Content starts

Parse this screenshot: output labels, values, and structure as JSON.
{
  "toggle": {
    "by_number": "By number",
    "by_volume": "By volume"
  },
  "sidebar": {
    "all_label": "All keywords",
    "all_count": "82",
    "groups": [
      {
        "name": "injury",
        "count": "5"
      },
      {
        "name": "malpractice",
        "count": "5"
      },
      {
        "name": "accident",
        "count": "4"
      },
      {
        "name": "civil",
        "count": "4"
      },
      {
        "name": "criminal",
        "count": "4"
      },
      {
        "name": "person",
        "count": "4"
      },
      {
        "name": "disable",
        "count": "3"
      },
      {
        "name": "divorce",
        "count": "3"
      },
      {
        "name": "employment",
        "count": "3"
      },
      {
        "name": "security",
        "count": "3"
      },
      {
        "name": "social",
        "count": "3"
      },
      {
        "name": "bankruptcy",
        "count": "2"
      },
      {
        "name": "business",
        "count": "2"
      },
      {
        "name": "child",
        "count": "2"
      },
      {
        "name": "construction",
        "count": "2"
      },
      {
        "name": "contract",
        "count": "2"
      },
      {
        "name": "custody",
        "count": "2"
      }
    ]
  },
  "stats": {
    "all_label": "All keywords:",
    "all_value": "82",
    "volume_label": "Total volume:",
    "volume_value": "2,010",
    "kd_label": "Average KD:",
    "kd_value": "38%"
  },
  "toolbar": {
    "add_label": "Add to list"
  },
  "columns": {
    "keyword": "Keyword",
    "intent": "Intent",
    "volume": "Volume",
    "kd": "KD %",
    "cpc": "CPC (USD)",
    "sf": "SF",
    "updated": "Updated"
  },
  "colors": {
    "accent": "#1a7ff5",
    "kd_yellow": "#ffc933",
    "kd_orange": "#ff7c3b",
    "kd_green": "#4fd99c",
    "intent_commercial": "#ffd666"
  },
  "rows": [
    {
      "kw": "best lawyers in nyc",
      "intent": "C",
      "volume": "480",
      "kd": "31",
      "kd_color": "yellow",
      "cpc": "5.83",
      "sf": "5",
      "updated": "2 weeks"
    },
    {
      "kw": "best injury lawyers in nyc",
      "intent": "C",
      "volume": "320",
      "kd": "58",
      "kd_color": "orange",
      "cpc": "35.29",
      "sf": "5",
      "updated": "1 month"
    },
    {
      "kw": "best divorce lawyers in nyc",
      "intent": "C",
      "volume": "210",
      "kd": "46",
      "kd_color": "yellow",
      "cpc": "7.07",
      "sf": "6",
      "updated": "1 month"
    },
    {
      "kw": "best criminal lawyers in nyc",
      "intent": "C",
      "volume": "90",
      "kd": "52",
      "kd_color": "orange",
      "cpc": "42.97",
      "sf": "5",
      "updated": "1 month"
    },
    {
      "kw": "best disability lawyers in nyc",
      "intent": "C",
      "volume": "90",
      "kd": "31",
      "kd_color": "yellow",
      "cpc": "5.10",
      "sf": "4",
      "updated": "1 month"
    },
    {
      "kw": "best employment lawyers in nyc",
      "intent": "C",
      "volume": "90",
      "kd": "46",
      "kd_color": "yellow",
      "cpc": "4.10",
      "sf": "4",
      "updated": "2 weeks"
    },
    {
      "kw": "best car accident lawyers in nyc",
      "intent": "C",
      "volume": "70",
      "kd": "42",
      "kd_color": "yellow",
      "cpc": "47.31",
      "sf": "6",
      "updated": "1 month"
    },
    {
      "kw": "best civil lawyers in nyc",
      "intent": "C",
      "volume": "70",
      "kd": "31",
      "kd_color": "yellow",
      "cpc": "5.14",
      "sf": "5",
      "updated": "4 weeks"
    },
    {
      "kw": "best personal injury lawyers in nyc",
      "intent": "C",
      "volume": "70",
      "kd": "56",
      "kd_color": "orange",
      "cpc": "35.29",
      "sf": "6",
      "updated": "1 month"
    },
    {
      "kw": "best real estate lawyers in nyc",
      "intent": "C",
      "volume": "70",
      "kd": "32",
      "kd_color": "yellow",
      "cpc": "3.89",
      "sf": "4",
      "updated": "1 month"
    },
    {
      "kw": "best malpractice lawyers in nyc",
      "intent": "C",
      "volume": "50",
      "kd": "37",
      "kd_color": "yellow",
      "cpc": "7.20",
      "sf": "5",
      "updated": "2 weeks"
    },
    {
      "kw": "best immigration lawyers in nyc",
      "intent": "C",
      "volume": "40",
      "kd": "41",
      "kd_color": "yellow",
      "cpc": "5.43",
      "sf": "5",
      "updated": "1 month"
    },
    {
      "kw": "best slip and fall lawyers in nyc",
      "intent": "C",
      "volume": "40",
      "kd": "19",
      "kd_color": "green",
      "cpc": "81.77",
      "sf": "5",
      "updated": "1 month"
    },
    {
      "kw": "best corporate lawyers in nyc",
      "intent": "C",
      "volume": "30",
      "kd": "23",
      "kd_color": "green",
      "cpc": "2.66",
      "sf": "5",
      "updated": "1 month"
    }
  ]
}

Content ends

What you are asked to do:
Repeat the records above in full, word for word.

Result for this task:
Parse this screenshot: output labels, values, and structure as JSON.
{
  "toggle": {
    "by_number": "By number",
    "by_volume": "By volume"
  },
  "sidebar": {
    "all_label": "All keywords",
    "all_count": "82",
    "groups": [
      {
        "name": "injury",
        "count": "5"
      },
      {
        "name": "malpractice",
        "count": "5"
      },
      {
        "name": "accident",
        "count": "4"
      },
      {
        "name": "civil",
        "count": "4"
      },
      {
        "name": "criminal",
        "count": "4"
      },
      {
        "name": "person",
        "count": "4"
      },
      {
        "name": "disable",
        "count": "3"
      },
      {
        "name": "divorce",
        "count": "3"
      },
      {
        "name": "employment",
        "count": "3"
      },
      {
        "name": "security",
        "count": "3"
      },
      {
        "name": "social",
        "count": "3"
      },
      {
        "name": "bankruptcy",
        "count": "2"
      },
      {
        "name": "business",
        "count": "2"
      },
      {
        "name": "child",
        "count": "2"
      },
      {
        "name": "construction",
        "count": "2"
      },
      {
        "name": "contract",
        "count": "2"
      },
      {
        "name": "custody",
        "count": "2"
      }
    ]
  },
  "stats": {
    "all_label": "All keywords:",
    "all_value": "82",
    "volume_label": "Total volume:",
    "volume_value": "2,010",
    "kd_label": "Average KD:",
    "kd_value": "38%"
  },
  "toolbar": {
    "add_label": "Add to list"
  },
  "columns": {
    "keyword": "Keyword",
    "intent": "Intent",
    "volume": "Volume",
    "kd": "KD %",
    "cpc": "CPC (USD)",
    "sf": "SF",
    "updated": "Updated"
  },
  "colors": {
    "accent": "#1a7ff5",
    "kd_yellow": "#ffc933",
    "kd_orange": "#ff7c3b",
    "kd_green": "#4fd99c",
    "intent_commercial": "#ffd666"
  },
  "rows": [
    {
      "kw": "best lawyers in nyc",
      "intent": "C",
      "volume": "480",
      "kd": "31",
      "kd_color": "yellow",
      "cpc": "5.83",
      "sf": "5",
      "updated": "2 weeks"
    },
    {
      "kw": "best injury lawyers in nyc",
      "intent": "C",
      "volume": "320",
      "kd": "58",
      "kd_color": "orange",
      "cpc": "35.29",
      "sf": "5",
      "updated": "1 month"
    },
    {
      "kw": "best divorce lawyers in nyc",
      "intent": "C",
      "volume": "210",
      "kd": "46",
      "kd_color": "yellow",
      "cpc": "7.07",
      "sf": "6",
      "updated": "1 month"
    },
    {
      "kw": "best criminal lawyers in nyc",
      "intent": "C",
      "volume": "90",
      "kd": "52",
      "kd_color": "orange",
      "cpc": "42.97",
      "sf": "5",
      "updated": "1 month"
    },
    {
      "kw": "best disability lawyers in nyc",
      "intent": "C",
      "volume": "90",
      "kd": "31",
      "kd_color": "yellow",
      "cpc": "5.10",
      "sf": "4",
      "updated": "1 month"
    },
    {
      "kw": "best employment lawyers in nyc",
      "intent": "C",
      "volume": "90",
      "kd": "46",
      "kd_color": "yellow",
      "cpc": "4.10",
      "sf": "4",
      "updated": "2 weeks"
    },
    {
      "kw": "best car accident lawyers in nyc",
      "intent": "C",
      "volume": "70",
      "kd": "42",
      "kd_color": "yellow",
      "cpc": "47.31",
      "sf": "6",
      "updated": "1 month"
    },
    {
      "kw": "best civil lawyers in nyc",
      "intent": "C",
      "volume": "70",
      "kd": "31",
      "kd_color": "yellow",
      "cpc": "5.14",
      "sf": "5",
      "updated": "4 weeks"
    },
    {
      "kw": "best personal injury lawyers in nyc",
      "intent": "C",
      "volume": "70",
      "kd": "56",
      "kd_color": "orange",
      "cpc": "35.29",
      "sf": "6",
      "updated": "1 month"
    },
    {
      "kw": "best real estate lawyers in nyc",
      "intent": "C",
      "volume": "70",
      "kd": "32",
      "kd_color": "yellow",
      "cpc": "3.89",
      "sf": "4",
      "updated": "1 month"
    },
    {
      "kw": "best malpractice lawyers in nyc",
      "intent": "C",
      "volume": "50",
      "kd": "37",
      "kd_color": "yellow",
      "cpc": "7.20",
      "sf": "5",
      "updated": "2 weeks"
    },
    {
      "kw": "best immigration lawyers in nyc",
      "intent": "C",
      "volume": "40",
      "kd": "41",
      "kd_color": "yellow",
      "cpc": "5.43",
      "sf": "5",
      "updated": "1 month"
    },
    {
      "kw": "best slip and fall lawyers in nyc",
      "intent": "C",
      "volume": "40",
      "kd": "19",
      "kd_color": "green",
      "cpc": "81.77",
      "sf": "5",
      "updated": "1 month"
    },
    {
      "kw": "best corporate lawyers in nyc",
      "intent": "C",
      "volume": "30",
      "kd": "23",
      "kd_color": "green",
      "cpc": "2.66",
      "sf": "5",
      "updated": "1 month"
    }
  ]
}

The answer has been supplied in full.